Wisdom teeth sound like something that we made up. But there are teeth in our mouth with that moniker. We call them “wisdom teeth” because they mark the transition between childhood and adulthood. You are supposed to gain wisdom as you mature. However, wisdom teeth can cause adult-sized problems. They can cause pain and infections, and this can affect the rest of your teeth.
When wisdom teeth can’t erupt naturally, they become impacted. What is an impacted wisdom tooth? What are some treatments for impacted teeth? Here is some information for you.
Impacted Wisdom Tooth

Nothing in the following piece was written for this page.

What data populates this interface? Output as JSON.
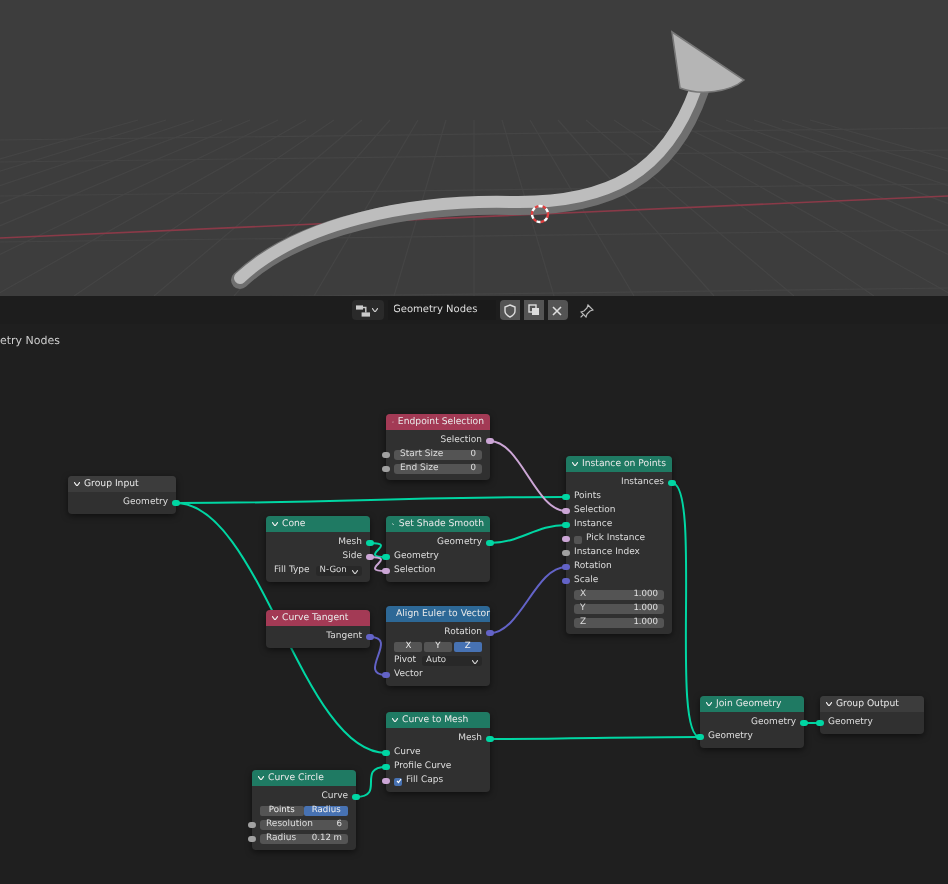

Wisdom teeth are the third set of teeth. The human mouth has four sets. Your wisdom teeth are always the last teeth to show up. Wisdom teeth sit at the back of your mouth in your upper and lower jaws. Most people get wisdom teeth when they are between 17 and 25 years old. People usually get four wisdom teeth in all—two on the top and two on the bottom. Like most adult teeth, you can have more or less wisdom teeth. Some people get no wisdom teeth at all.
One reason wisdom teeth can create such a problem is that they come in late. Wisdom teeth can erupt — or come in — crooked. They may also only come in partially. Wisdom teeth are notorious for erupting only halfway. They erupt either right at the gum line or halfway above the gumline. When this happens, the tooth becomes impacted.
Impacted Wisdom Teeth Symptoms
Impacted wisdom teeth symptoms include headaches, toothaches, jaw pain, and facial pain. Headaches are the most frequently reported symptom. If you’re not prone to having chronic headaches but are having them now, you may need to see your dentist.
Wisdom teeth can erupt partially out of your gumline. A partially impacted tooth means you are at risk for infection and tooth decay. When a tooth only partially erupts, it’s difficult to clean. Because bacteria are always present in your mouth, impacted teeth are more susceptible to infection. Both tooth decay and gum infections are hazardous to your dental health.
Impacted Tooth Removal
Researchers estimate that as many as 85 percent of adults have to have at least one wisdom tooth removed. While the idea of wisdom tooth removal sounds scary, the actual removal is not difficult.
Before we remove a patient’s wisdom teeth, we have him or her come in for a consultation. That way, we will have everything prepared before we begin the surgery.
Usually, we begin the process by numbing the mouth around the impacted tooth. We do this for your safety and comfort. Once your mouth is numb, we will, then, make an incision and remove your tooth. Once the tooth is out, we will clean the area. If you have an infection, we will make sure to take care of that as well. We, then, close the incision with stitches so that you can heal.
After we remove your wisdom tooth, you’ll need to take care of your mouth. On the day of the surgery, you need to take it easy. You’ll want to keep ice on the area to reduce swelling. Apply the ice to the side of your face where the tooth was. If you have pain medication, make sure to take it. Your dentist may also give you an antibiotic for an infection, so you need to take that as well. You must remember to come back and let us check the incision site to make sure everything is fine.
If you’re having tooth pain, and you’re worried that you may have an infected wisdom tooth, give us a call. Contact Dr. Paul Feldman, Suburban Essex Dental. We are in West Orange, N.J., in Essex County.